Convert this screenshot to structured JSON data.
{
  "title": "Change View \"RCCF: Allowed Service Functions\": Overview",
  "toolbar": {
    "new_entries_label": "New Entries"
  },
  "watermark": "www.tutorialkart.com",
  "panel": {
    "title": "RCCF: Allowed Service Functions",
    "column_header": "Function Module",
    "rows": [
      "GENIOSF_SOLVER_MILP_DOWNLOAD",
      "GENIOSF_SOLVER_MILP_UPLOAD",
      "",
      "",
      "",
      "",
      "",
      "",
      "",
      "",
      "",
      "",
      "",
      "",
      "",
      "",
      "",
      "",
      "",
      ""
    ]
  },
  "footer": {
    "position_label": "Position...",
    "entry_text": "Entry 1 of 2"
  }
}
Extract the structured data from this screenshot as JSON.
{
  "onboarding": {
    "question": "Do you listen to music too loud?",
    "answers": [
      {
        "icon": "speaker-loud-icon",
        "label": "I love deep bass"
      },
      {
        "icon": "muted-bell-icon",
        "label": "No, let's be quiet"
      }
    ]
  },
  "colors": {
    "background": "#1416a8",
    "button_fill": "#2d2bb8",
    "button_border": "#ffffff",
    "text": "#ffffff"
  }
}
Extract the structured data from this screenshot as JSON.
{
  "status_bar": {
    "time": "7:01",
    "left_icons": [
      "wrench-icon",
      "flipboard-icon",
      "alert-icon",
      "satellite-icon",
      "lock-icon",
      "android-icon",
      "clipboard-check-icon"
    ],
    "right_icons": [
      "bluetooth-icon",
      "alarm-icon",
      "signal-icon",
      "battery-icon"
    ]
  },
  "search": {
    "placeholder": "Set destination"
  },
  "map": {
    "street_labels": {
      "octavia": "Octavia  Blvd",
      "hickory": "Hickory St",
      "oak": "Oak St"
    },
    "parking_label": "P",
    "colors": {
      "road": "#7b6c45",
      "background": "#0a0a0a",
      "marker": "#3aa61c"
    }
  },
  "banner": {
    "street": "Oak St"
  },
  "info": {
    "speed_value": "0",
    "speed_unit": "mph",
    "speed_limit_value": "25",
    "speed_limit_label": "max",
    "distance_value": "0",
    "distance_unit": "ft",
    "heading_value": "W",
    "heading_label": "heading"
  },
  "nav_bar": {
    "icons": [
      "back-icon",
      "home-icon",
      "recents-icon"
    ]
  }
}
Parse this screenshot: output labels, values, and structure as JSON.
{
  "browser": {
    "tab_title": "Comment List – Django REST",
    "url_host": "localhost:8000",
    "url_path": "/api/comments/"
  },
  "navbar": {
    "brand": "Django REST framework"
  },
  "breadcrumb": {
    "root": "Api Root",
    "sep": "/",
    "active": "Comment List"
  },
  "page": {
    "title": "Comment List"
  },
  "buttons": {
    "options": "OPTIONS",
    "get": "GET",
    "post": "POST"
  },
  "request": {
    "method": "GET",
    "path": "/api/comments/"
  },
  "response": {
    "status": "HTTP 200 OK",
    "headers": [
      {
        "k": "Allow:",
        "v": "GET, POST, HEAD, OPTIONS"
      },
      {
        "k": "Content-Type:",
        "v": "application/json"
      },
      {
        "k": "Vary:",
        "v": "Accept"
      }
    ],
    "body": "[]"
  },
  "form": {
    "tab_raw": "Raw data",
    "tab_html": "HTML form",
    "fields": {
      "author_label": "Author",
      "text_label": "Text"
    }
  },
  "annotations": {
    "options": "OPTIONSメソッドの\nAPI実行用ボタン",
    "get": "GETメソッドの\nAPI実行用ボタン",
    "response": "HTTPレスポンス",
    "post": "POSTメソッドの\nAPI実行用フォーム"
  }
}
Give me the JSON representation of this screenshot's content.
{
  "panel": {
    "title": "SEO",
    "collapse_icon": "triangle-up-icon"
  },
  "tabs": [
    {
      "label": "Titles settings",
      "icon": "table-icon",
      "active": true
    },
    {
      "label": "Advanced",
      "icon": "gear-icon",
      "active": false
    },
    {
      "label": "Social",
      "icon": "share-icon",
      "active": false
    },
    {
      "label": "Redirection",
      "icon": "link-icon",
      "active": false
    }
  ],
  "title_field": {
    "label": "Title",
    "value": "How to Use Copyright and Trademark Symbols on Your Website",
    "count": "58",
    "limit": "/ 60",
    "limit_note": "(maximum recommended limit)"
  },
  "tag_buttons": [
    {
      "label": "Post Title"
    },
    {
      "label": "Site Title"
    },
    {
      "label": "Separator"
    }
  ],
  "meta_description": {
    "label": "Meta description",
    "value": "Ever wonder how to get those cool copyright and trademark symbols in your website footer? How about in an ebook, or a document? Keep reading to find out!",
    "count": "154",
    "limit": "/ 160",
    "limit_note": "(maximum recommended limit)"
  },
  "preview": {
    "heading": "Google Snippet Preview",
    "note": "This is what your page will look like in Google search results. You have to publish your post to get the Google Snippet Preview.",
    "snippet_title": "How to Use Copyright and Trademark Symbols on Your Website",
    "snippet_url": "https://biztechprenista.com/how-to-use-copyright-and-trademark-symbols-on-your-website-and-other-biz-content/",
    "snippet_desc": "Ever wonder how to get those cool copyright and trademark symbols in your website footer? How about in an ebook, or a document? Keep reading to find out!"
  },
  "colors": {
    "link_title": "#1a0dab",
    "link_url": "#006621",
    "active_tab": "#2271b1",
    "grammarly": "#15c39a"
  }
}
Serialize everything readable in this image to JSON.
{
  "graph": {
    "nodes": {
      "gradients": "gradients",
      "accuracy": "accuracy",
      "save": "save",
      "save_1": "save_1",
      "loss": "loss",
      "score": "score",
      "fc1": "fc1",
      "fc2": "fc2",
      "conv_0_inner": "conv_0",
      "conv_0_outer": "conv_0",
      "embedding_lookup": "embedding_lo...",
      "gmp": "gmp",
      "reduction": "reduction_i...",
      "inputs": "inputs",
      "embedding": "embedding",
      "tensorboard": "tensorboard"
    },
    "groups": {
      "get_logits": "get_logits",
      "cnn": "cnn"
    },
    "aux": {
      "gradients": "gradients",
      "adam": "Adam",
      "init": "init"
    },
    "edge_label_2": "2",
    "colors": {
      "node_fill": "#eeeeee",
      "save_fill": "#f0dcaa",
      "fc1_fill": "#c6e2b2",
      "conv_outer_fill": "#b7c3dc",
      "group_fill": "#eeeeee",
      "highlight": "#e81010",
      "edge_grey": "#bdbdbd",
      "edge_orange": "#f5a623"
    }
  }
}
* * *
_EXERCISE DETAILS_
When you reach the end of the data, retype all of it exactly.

_EXERCISE RESPONSE_
Convert this screenshot to structured JSON data.
{
  "title": "Change View \"RCCF: Allowed Service Functions\": Overview",
  "toolbar": {
    "new_entries_label": "New Entries"
  },
  "watermark": "www.tutorialkart.com",
  "panel": {
    "title": "RCCF: Allowed Service Functions",
    "column_header": "Function Module",
    "rows": [
      "GENIOSF_SOLVER_MILP_DOWNLOAD",
      "GENIOSF_SOLVER_MILP_UPLOAD",
      "",
      "",
      "",
      "",
      "",
      "",
      "",
      "",
      "",
      "",
      "",
      "",
      "",
      "",
      "",
      "",
      "",
      ""
    ]
  },
  "footer": {
    "position_label": "Position...",
    "entry_text": "Entry 1 of 2"
  }
}
Extract the structured data from this screenshot as JSON.
{
  "onboarding": {
    "question": "Do you listen to music too loud?",
    "answers": [
      {
        "icon": "speaker-loud-icon",
        "label": "I love deep bass"
      },
      {
        "icon": "muted-bell-icon",
        "label": "No, let's be quiet"
      }
    ]
  },
  "colors": {
    "background": "#1416a8",
    "button_fill": "#2d2bb8",
    "button_border": "#ffffff",
    "text": "#ffffff"
  }
}
Extract the structured data from this screenshot as JSON.
{
  "status_bar": {
    "time": "7:01",
    "left_icons": [
      "wrench-icon",
      "flipboard-icon",
      "alert-icon",
      "satellite-icon",
      "lock-icon",
      "android-icon",
      "clipboard-check-icon"
    ],
    "right_icons": [
      "bluetooth-icon",
      "alarm-icon",
      "signal-icon",
      "battery-icon"
    ]
  },
  "search": {
    "placeholder": "Set destination"
  },
  "map": {
    "street_labels": {
      "octavia": "Octavia  Blvd",
      "hickory": "Hickory St",
      "oak": "Oak St"
    },
    "parking_label": "P",
    "colors": {
      "road": "#7b6c45",
      "background": "#0a0a0a",
      "marker": "#3aa61c"
    }
  },
  "banner": {
    "street": "Oak St"
  },
  "info": {
    "speed_value": "0",
    "speed_unit": "mph",
    "speed_limit_value": "25",
    "speed_limit_label": "max",
    "distance_value": "0",
    "distance_unit": "ft",
    "heading_value": "W",
    "heading_label": "heading"
  },
  "nav_bar": {
    "icons": [
      "back-icon",
      "home-icon",
      "recents-icon"
    ]
  }
}
Parse this screenshot: output labels, values, and structure as JSON.
{
  "browser": {
    "tab_title": "Comment List – Django REST",
    "url_host": "localhost:8000",
    "url_path": "/api/comments/"
  },
  "navbar": {
    "brand": "Django REST framework"
  },
  "breadcrumb": {
    "root": "Api Root",
    "sep": "/",
    "active": "Comment List"
  },
  "page": {
    "title": "Comment List"
  },
  "buttons": {
    "options": "OPTIONS",
    "get": "GET",
    "post": "POST"
  },
  "request": {
    "method": "GET",
    "path": "/api/comments/"
  },
  "response": {
    "status": "HTTP 200 OK",
    "headers": [
      {
        "k": "Allow:",
        "v": "GET, POST, HEAD, OPTIONS"
      },
      {
        "k": "Content-Type:",
        "v": "application/json"
      },
      {
        "k": "Vary:",
        "v": "Accept"
      }
    ],
    "body": "[]"
  },
  "form": {
    "tab_raw": "Raw data",
    "tab_html": "HTML form",
    "fields": {
      "author_label": "Author",
      "text_label": "Text"
    }
  },
  "annotations": {
    "options": "OPTIONSメソッドの\nAPI実行用ボタン",
    "get": "GETメソッドの\nAPI実行用ボタン",
    "response": "HTTPレスポンス",
    "post": "POSTメソッドの\nAPI実行用フォーム"
  }
}
Give me the JSON representation of this screenshot's content.
{
  "panel": {
    "title": "SEO",
    "collapse_icon": "triangle-up-icon"
  },
  "tabs": [
    {
      "label": "Titles settings",
      "icon": "table-icon",
      "active": true
    },
    {
      "label": "Advanced",
      "icon": "gear-icon",
      "active": false
    },
    {
      "label": "Social",
      "icon": "share-icon",
      "active": false
    },
    {
      "label": "Redirection",
      "icon": "link-icon",
      "active": false
    }
  ],
  "title_field": {
    "label": "Title",
    "value": "How to Use Copyright and Trademark Symbols on Your Website",
    "count": "58",
    "limit": "/ 60",
    "limit_note": "(maximum recommended limit)"
  },
  "tag_buttons": [
    {
      "label": "Post Title"
    },
    {
      "label": "Site Title"
    },
    {
      "label": "Separator"
    }
  ],
  "meta_description": {
    "label": "Meta description",
    "value": "Ever wonder how to get those cool copyright and trademark symbols in your website footer? How about in an ebook, or a document? Keep reading to find out!",
    "count": "154",
    "limit": "/ 160",
    "limit_note": "(maximum recommended limit)"
  },
  "preview": {
    "heading": "Google Snippet Preview",
    "note": "This is what your page will look like in Google search results. You have to publish your post to get the Google Snippet Preview.",
    "snippet_title": "How to Use Copyright and Trademark Symbols on Your Website",
    "snippet_url": "https://biztechprenista.com/how-to-use-copyright-and-trademark-symbols-on-your-website-and-other-biz-content/",
    "snippet_desc": "Ever wonder how to get those cool copyright and trademark symbols in your website footer? How about in an ebook, or a document? Keep reading to find out!"
  },
  "colors": {
    "link_title": "#1a0dab",
    "link_url": "#006621",
    "active_tab": "#2271b1",
    "grammarly": "#15c39a"
  }
}
Serialize everything readable in this image to JSON.
{
  "graph": {
    "nodes": {
      "gradients": "gradients",
      "accuracy": "accuracy",
      "save": "save",
      "save_1": "save_1",
      "loss": "loss",
      "score": "score",
      "fc1": "fc1",
      "fc2": "fc2",
      "conv_0_inner": "conv_0",
      "conv_0_outer": "conv_0",
      "embedding_lookup": "embedding_lo...",
      "gmp": "gmp",
      "reduction": "reduction_i...",
      "inputs": "inputs",
      "embedding": "embedding",
      "tensorboard": "tensorboard"
    },
    "groups": {
      "get_logits": "get_logits",
      "cnn": "cnn"
    },
    "aux": {
      "gradients": "gradients",
      "adam": "Adam",
      "init": "init"
    },
    "edge_label_2": "2",
    "colors": {
      "node_fill": "#eeeeee",
      "save_fill": "#f0dcaa",
      "fc1_fill": "#c6e2b2",
      "conv_outer_fill": "#b7c3dc",
      "group_fill": "#eeeeee",
      "highlight": "#e81010",
      "edge_grey": "#bdbdbd",
      "edge_orange": "#f5a623"
    }
  }
}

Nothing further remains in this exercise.